*** Supplied records ***

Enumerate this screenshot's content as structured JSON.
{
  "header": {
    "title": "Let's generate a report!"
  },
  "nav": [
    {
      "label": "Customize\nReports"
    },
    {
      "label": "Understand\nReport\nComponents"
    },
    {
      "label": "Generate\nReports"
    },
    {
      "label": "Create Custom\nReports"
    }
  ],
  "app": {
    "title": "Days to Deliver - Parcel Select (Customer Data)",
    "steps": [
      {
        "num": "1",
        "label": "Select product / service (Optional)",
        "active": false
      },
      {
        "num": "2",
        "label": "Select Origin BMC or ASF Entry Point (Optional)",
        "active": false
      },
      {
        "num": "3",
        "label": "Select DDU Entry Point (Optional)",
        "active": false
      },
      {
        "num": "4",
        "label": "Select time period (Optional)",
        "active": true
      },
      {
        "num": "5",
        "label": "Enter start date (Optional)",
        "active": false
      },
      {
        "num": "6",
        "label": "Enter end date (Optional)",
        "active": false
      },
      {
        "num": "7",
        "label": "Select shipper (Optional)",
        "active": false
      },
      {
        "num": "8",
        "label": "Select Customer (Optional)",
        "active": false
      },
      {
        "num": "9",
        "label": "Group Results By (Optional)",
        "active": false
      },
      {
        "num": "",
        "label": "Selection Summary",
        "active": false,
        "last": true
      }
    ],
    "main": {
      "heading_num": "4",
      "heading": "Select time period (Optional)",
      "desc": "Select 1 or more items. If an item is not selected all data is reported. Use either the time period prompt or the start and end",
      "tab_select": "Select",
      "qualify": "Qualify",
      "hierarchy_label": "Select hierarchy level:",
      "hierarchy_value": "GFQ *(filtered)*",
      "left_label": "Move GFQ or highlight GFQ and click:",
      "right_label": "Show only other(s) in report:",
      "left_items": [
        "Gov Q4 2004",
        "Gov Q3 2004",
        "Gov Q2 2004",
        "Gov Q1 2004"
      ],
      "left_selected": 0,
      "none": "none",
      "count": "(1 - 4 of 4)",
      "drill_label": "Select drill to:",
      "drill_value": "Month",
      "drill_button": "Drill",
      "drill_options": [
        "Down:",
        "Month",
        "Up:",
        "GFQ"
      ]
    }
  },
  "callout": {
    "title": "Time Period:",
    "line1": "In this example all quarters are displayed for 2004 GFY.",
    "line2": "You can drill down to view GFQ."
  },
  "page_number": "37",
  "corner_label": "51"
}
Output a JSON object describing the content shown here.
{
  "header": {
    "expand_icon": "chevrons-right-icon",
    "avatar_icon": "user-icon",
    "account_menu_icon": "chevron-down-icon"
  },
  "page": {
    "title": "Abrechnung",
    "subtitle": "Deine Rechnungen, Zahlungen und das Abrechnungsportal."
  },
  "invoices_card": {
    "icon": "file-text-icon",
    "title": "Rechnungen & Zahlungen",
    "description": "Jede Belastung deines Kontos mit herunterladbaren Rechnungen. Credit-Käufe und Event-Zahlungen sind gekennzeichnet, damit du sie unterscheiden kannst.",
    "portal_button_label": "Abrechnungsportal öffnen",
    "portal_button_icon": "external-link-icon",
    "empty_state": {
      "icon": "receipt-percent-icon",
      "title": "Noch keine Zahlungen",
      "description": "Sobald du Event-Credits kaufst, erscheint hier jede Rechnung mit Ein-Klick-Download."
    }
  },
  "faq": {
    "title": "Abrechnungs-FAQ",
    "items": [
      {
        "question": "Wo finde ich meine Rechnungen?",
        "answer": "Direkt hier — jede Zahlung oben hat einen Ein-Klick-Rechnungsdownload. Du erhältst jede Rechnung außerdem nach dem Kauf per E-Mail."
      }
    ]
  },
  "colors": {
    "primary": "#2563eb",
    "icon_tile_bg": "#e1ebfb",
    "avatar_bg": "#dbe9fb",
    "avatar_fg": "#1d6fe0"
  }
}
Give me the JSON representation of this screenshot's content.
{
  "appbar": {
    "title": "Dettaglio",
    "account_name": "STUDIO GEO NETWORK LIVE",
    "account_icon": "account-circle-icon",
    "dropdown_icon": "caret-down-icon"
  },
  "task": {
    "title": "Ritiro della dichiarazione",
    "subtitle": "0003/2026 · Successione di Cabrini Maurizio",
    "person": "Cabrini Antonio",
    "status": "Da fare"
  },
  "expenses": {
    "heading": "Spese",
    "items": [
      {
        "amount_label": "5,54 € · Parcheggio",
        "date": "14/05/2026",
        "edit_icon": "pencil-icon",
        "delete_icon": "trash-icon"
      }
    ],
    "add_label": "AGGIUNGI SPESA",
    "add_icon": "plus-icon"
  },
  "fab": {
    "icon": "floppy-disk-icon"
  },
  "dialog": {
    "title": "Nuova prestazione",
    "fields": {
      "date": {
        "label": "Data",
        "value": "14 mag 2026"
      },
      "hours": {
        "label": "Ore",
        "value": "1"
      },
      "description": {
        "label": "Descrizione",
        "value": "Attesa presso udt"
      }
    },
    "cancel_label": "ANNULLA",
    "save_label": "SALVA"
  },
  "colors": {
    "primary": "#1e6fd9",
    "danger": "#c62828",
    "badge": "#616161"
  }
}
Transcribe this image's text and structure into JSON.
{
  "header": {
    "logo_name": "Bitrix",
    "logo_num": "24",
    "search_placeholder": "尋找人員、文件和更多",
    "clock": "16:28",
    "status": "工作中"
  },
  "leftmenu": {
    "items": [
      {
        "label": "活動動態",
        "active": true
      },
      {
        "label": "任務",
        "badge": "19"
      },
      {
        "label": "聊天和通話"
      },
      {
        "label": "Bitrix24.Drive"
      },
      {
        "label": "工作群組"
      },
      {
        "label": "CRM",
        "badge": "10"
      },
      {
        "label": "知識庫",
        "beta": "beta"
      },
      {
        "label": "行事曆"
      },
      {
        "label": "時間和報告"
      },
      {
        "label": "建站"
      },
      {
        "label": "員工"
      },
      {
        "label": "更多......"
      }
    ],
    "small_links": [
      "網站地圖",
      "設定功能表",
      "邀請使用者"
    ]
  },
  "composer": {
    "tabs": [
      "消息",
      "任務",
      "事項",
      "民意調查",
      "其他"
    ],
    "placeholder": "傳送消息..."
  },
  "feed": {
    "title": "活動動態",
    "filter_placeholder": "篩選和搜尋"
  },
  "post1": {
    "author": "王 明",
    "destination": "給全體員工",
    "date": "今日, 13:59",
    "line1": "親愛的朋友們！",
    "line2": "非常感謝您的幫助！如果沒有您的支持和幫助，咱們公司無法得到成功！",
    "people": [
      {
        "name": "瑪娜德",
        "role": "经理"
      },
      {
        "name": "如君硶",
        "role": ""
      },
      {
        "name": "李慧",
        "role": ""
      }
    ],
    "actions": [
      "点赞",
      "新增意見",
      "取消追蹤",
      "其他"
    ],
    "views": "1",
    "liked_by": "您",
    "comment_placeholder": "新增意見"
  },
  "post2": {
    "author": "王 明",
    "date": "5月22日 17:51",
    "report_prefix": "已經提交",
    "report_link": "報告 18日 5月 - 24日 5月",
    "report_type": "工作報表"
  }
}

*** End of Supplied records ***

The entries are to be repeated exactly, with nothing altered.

Enumerate this screenshot's content as structured JSON.
{
  "header": {
    "title": "Let's generate a report!"
  },
  "nav": [
    {
      "label": "Customize\nReports"
    },
    {
      "label": "Understand\nReport\nComponents"
    },
    {
      "label": "Generate\nReports"
    },
    {
      "label": "Create Custom\nReports"
    }
  ],
  "app": {
    "title": "Days to Deliver - Parcel Select (Customer Data)",
    "steps": [
      {
        "num": "1",
        "label": "Select product / service (Optional)",
        "active": false
      },
      {
        "num": "2",
        "label": "Select Origin BMC or ASF Entry Point (Optional)",
        "active": false
      },
      {
        "num": "3",
        "label": "Select DDU Entry Point (Optional)",
        "active": false
      },
      {
        "num": "4",
        "label": "Select time period (Optional)",
        "active": true
      },
      {
        "num": "5",
        "label": "Enter start date (Optional)",
        "active": false
      },
      {
        "num": "6",
        "label": "Enter end date (Optional)",
        "active": false
      },
      {
        "num": "7",
        "label": "Select shipper (Optional)",
        "active": false
      },
      {
        "num": "8",
        "label": "Select Customer (Optional)",
        "active": false
      },
      {
        "num": "9",
        "label": "Group Results By (Optional)",
        "active": false
      },
      {
        "num": "",
        "label": "Selection Summary",
        "active": false,
        "last": true
      }
    ],
    "main": {
      "heading_num": "4",
      "heading": "Select time period (Optional)",
      "desc": "Select 1 or more items. If an item is not selected all data is reported. Use either the time period prompt or the start and end",
      "tab_select": "Select",
      "qualify": "Qualify",
      "hierarchy_label": "Select hierarchy level:",
      "hierarchy_value": "GFQ *(filtered)*",
      "left_label": "Move GFQ or highlight GFQ and click:",
      "right_label": "Show only other(s) in report:",
      "left_items": [
        "Gov Q4 2004",
        "Gov Q3 2004",
        "Gov Q2 2004",
        "Gov Q1 2004"
      ],
      "left_selected": 0,
      "none": "none",
      "count": "(1 - 4 of 4)",
      "drill_label": "Select drill to:",
      "drill_value": "Month",
      "drill_button": "Drill",
      "drill_options": [
        "Down:",
        "Month",
        "Up:",
        "GFQ"
      ]
    }
  },
  "callout": {
    "title": "Time Period:",
    "line1": "In this example all quarters are displayed for 2004 GFY.",
    "line2": "You can drill down to view GFQ."
  },
  "page_number": "37",
  "corner_label": "51"
}
Output a JSON object describing the content shown here.
{
  "header": {
    "expand_icon": "chevrons-right-icon",
    "avatar_icon": "user-icon",
    "account_menu_icon": "chevron-down-icon"
  },
  "page": {
    "title": "Abrechnung",
    "subtitle": "Deine Rechnungen, Zahlungen und das Abrechnungsportal."
  },
  "invoices_card": {
    "icon": "file-text-icon",
    "title": "Rechnungen & Zahlungen",
    "description": "Jede Belastung deines Kontos mit herunterladbaren Rechnungen. Credit-Käufe und Event-Zahlungen sind gekennzeichnet, damit du sie unterscheiden kannst.",
    "portal_button_label": "Abrechnungsportal öffnen",
    "portal_button_icon": "external-link-icon",
    "empty_state": {
      "icon": "receipt-percent-icon",
      "title": "Noch keine Zahlungen",
      "description": "Sobald du Event-Credits kaufst, erscheint hier jede Rechnung mit Ein-Klick-Download."
    }
  },
  "faq": {
    "title": "Abrechnungs-FAQ",
    "items": [
      {
        "question": "Wo finde ich meine Rechnungen?",
        "answer": "Direkt hier — jede Zahlung oben hat einen Ein-Klick-Rechnungsdownload. Du erhältst jede Rechnung außerdem nach dem Kauf per E-Mail."
      }
    ]
  },
  "colors": {
    "primary": "#2563eb",
    "icon_tile_bg": "#e1ebfb",
    "avatar_bg": "#dbe9fb",
    "avatar_fg": "#1d6fe0"
  }
}
Give me the JSON representation of this screenshot's content.
{
  "appbar": {
    "title": "Dettaglio",
    "account_name": "STUDIO GEO NETWORK LIVE",
    "account_icon": "account-circle-icon",
    "dropdown_icon": "caret-down-icon"
  },
  "task": {
    "title": "Ritiro della dichiarazione",
    "subtitle": "0003/2026 · Successione di Cabrini Maurizio",
    "person": "Cabrini Antonio",
    "status": "Da fare"
  },
  "expenses": {
    "heading": "Spese",
    "items": [
      {
        "amount_label": "5,54 € · Parcheggio",
        "date": "14/05/2026",
        "edit_icon": "pencil-icon",
        "delete_icon": "trash-icon"
      }
    ],
    "add_label": "AGGIUNGI SPESA",
    "add_icon": "plus-icon"
  },
  "fab": {
    "icon": "floppy-disk-icon"
  },
  "dialog": {
    "title": "Nuova prestazione",
    "fields": {
      "date": {
        "label": "Data",
        "value": "14 mag 2026"
      },
      "hours": {
        "label": "Ore",
        "value": "1"
      },
      "description": {
        "label": "Descrizione",
        "value": "Attesa presso udt"
      }
    },
    "cancel_label": "ANNULLA",
    "save_label": "SALVA"
  },
  "colors": {
    "primary": "#1e6fd9",
    "danger": "#c62828",
    "badge": "#616161"
  }
}
Transcribe this image's text and structure into JSON.
{
  "header": {
    "logo_name": "Bitrix",
    "logo_num": "24",
    "search_placeholder": "尋找人員、文件和更多",
    "clock": "16:28",
    "status": "工作中"
  },
  "leftmenu": {
    "items": [
      {
        "label": "活動動態",
        "active": true
      },
      {
        "label": "任務",
        "badge": "19"
      },
      {
        "label": "聊天和通話"
      },
      {
        "label": "Bitrix24.Drive"
      },
      {
        "label": "工作群組"
      },
      {
        "label": "CRM",
        "badge": "10"
      },
      {
        "label": "知識庫",
        "beta": "beta"
      },
      {
        "label": "行事曆"
      },
      {
        "label": "時間和報告"
      },
      {
        "label": "建站"
      },
      {
        "label": "員工"
      },
      {
        "label": "更多......"
      }
    ],
    "small_links": [
      "網站地圖",
      "設定功能表",
      "邀請使用者"
    ]
  },
  "composer": {
    "tabs": [
      "消息",
      "任務",
      "事項",
      "民意調查",
      "其他"
    ],
    "placeholder": "傳送消息..."
  },
  "feed": {
    "title": "活動動態",
    "filter_placeholder": "篩選和搜尋"
  },
  "post1": {
    "author": "王 明",
    "destination": "給全體員工",
    "date": "今日, 13:59",
    "line1": "親愛的朋友們！",
    "line2": "非常感謝您的幫助！如果沒有您的支持和幫助，咱們公司無法得到成功！",
    "people": [
      {
        "name": "瑪娜德",
        "role": "经理"
      },
      {
        "name": "如君硶",
        "role": ""
      },
      {
        "name": "李慧",
        "role": ""
      }
    ],
    "actions": [
      "点赞",
      "新增意見",
      "取消追蹤",
      "其他"
    ],
    "views": "1",
    "liked_by": "您",
    "comment_placeholder": "新增意見"
  },
  "post2": {
    "author": "王 明",
    "date": "5月22日 17:51",
    "report_prefix": "已經提交",
    "report_link": "報告 18日 5月 - 24日 5月",
    "report_type": "工作報表"
  }
}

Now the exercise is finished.